Your task: Take the entries below and write them out exactly, with each picture removed.

====== Stored data

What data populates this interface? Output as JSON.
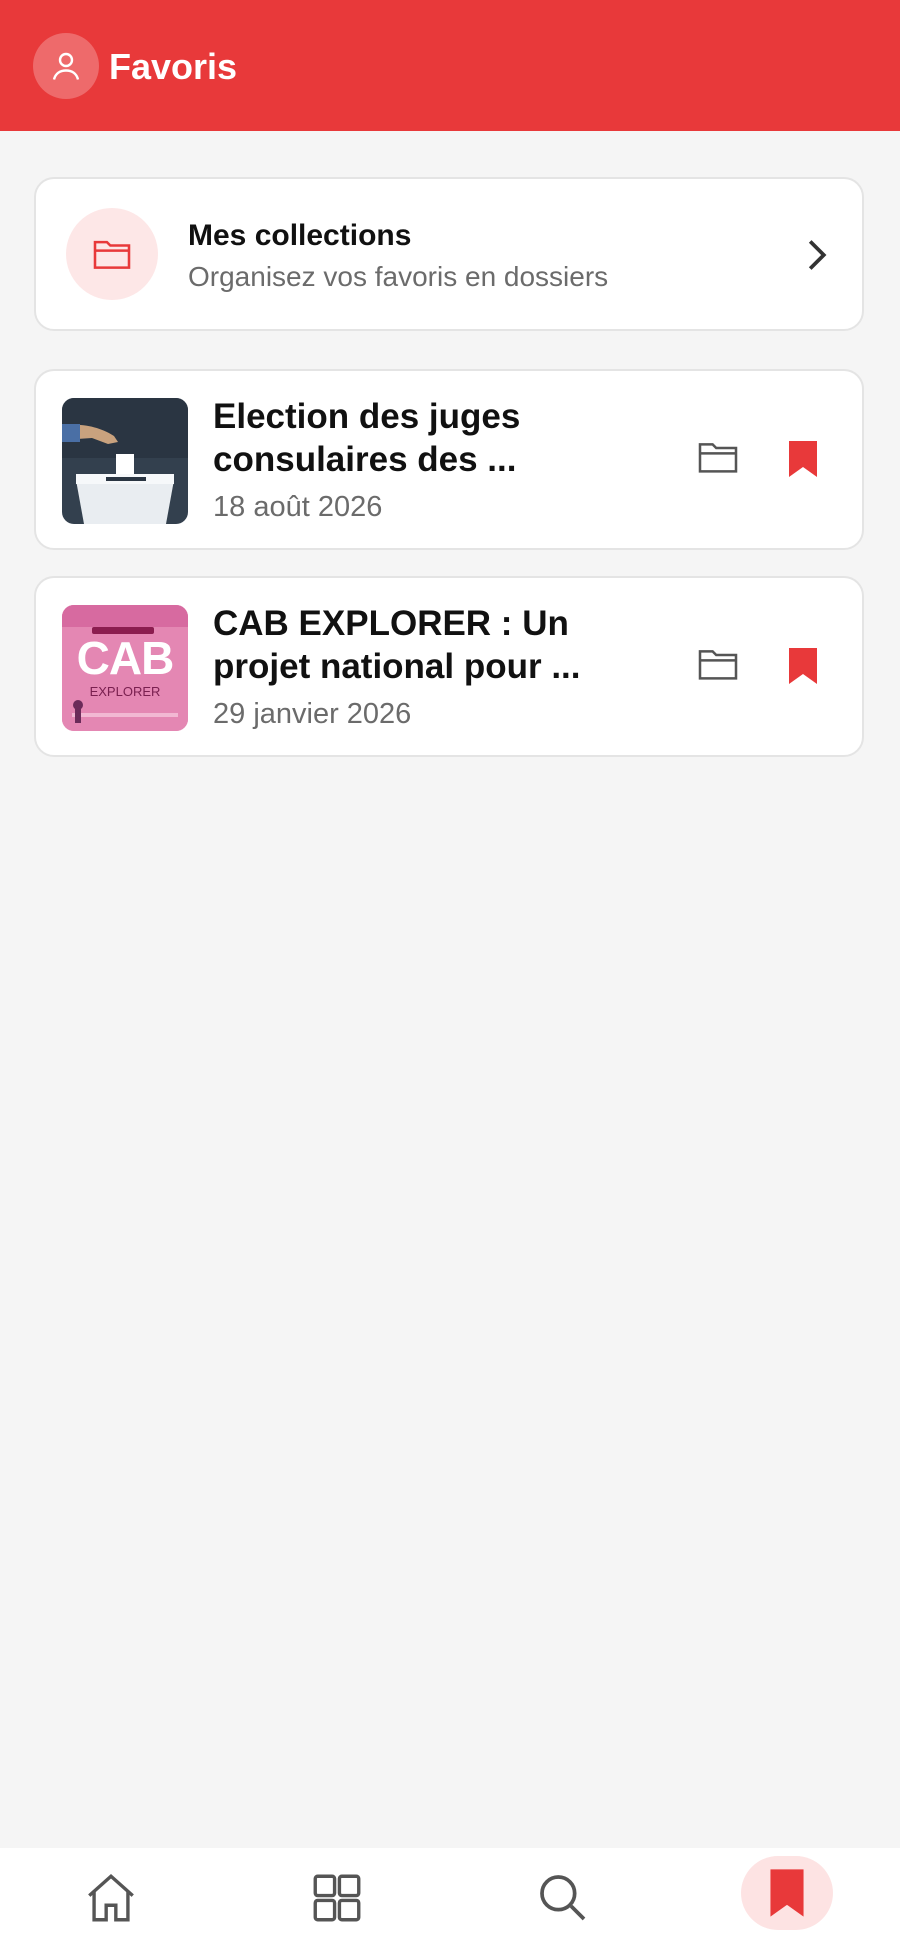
{
  "header": {
    "title": "Favoris",
    "avatar_icon": "user-icon",
    "bg_color": "#e8393a"
  },
  "collections": {
    "title": "Mes collections",
    "subtitle": "Organisez vos favoris en dossiers",
    "icon": "folder-icon"
  },
  "articles": [
    {
      "title": "Election des juges consulaires des ...",
      "date": "18 août 2026",
      "thumb": "ballot-box-image"
    },
    {
      "title": "CAB EXPLORER : Un projet national pour ...",
      "date": "29 janvier 2026",
      "thumb": "cab-explorer-poster",
      "thumb_text": "CAB",
      "thumb_sub": "EXPLORER"
    }
  ],
  "nav": {
    "items": [
      "home-icon",
      "grid-icon",
      "search-icon",
      "bookmark-icon"
    ],
    "active": "bookmark-icon",
    "accent": "#e8393a"
  }
}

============

Task answer:
What data populates this interface? Output as JSON.
{
  "header": {
    "title": "Favoris",
    "avatar_icon": "user-icon",
    "bg_color": "#e8393a"
  },
  "collections": {
    "title": "Mes collections",
    "subtitle": "Organisez vos favoris en dossiers",
    "icon": "folder-icon"
  },
  "articles": [
    {
      "title": "Election des juges consulaires des ...",
      "date": "18 août 2026",
      "thumb": "ballot-box-image"
    },
    {
      "title": "CAB EXPLORER : Un projet national pour ...",
      "date": "29 janvier 2026",
      "thumb": "cab-explorer-poster",
      "thumb_text": "CAB",
      "thumb_sub": "EXPLORER"
    }
  ],
  "nav": {
    "items": [
      "home-icon",
      "grid-icon",
      "search-icon",
      "bookmark-icon"
    ],
    "active": "bookmark-icon",
    "accent": "#e8393a"
  }
}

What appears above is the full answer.